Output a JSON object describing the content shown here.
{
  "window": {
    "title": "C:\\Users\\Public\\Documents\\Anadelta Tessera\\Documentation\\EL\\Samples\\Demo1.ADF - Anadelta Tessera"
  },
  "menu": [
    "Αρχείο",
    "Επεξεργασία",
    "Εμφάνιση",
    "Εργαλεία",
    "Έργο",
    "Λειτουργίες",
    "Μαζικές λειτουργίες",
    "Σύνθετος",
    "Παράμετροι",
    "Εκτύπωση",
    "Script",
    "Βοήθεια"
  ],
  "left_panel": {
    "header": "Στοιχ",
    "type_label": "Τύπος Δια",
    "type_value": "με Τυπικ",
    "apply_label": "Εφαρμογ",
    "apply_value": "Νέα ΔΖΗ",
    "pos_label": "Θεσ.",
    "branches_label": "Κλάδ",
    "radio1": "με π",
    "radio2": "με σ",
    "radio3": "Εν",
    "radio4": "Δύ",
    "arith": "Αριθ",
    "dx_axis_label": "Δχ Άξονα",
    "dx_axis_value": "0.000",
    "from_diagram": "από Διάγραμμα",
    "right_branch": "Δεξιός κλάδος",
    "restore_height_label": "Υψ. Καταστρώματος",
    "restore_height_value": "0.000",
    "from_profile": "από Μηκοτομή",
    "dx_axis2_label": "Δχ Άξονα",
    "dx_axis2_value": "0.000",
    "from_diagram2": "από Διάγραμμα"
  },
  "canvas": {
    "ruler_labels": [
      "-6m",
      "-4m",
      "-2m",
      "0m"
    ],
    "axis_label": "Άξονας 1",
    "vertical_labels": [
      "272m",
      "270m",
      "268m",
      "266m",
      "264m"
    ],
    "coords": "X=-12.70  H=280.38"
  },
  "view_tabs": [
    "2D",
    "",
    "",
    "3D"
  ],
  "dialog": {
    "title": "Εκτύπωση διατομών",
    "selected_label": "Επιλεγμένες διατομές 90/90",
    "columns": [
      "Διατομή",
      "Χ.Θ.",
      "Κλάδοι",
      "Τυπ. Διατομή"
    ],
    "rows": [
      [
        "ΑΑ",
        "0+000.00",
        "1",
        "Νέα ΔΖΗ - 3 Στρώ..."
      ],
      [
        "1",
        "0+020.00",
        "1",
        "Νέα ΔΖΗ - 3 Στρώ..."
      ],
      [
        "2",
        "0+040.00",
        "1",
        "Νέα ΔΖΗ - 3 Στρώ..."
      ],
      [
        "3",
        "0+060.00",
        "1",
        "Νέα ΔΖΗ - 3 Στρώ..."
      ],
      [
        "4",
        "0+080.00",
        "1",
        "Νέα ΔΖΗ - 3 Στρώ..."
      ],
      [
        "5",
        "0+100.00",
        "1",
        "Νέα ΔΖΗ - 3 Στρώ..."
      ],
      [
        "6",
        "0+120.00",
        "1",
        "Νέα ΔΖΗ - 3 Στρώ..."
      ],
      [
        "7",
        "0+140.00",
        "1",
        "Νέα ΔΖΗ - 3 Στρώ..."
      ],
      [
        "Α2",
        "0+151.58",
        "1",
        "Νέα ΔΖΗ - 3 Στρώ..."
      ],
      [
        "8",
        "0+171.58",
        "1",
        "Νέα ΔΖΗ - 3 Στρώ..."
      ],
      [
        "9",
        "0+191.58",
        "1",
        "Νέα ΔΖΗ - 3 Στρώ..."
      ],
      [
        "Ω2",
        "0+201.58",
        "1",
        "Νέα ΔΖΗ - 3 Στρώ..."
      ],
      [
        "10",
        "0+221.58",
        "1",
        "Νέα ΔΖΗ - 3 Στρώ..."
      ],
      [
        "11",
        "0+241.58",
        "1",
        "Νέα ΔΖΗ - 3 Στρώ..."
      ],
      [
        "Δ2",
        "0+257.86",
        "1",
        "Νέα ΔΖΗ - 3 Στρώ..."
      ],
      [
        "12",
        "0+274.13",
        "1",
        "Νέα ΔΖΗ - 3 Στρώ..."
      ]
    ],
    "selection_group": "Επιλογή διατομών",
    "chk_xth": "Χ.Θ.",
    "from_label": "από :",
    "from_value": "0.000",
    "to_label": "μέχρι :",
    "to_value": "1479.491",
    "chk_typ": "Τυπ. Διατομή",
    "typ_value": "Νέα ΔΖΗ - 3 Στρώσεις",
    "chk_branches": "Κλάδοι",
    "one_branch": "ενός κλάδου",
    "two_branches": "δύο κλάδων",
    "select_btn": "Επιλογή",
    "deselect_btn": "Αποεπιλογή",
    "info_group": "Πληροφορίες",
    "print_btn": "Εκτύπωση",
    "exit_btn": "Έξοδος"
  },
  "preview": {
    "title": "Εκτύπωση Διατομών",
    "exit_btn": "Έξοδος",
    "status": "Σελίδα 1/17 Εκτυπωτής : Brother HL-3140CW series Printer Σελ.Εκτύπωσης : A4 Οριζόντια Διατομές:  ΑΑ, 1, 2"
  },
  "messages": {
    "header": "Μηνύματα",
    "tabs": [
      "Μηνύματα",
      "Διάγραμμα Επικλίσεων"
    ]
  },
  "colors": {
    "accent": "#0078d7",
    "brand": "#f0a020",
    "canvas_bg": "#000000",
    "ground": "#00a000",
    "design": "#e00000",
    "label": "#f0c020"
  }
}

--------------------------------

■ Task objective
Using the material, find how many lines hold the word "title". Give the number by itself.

■ Written solution
3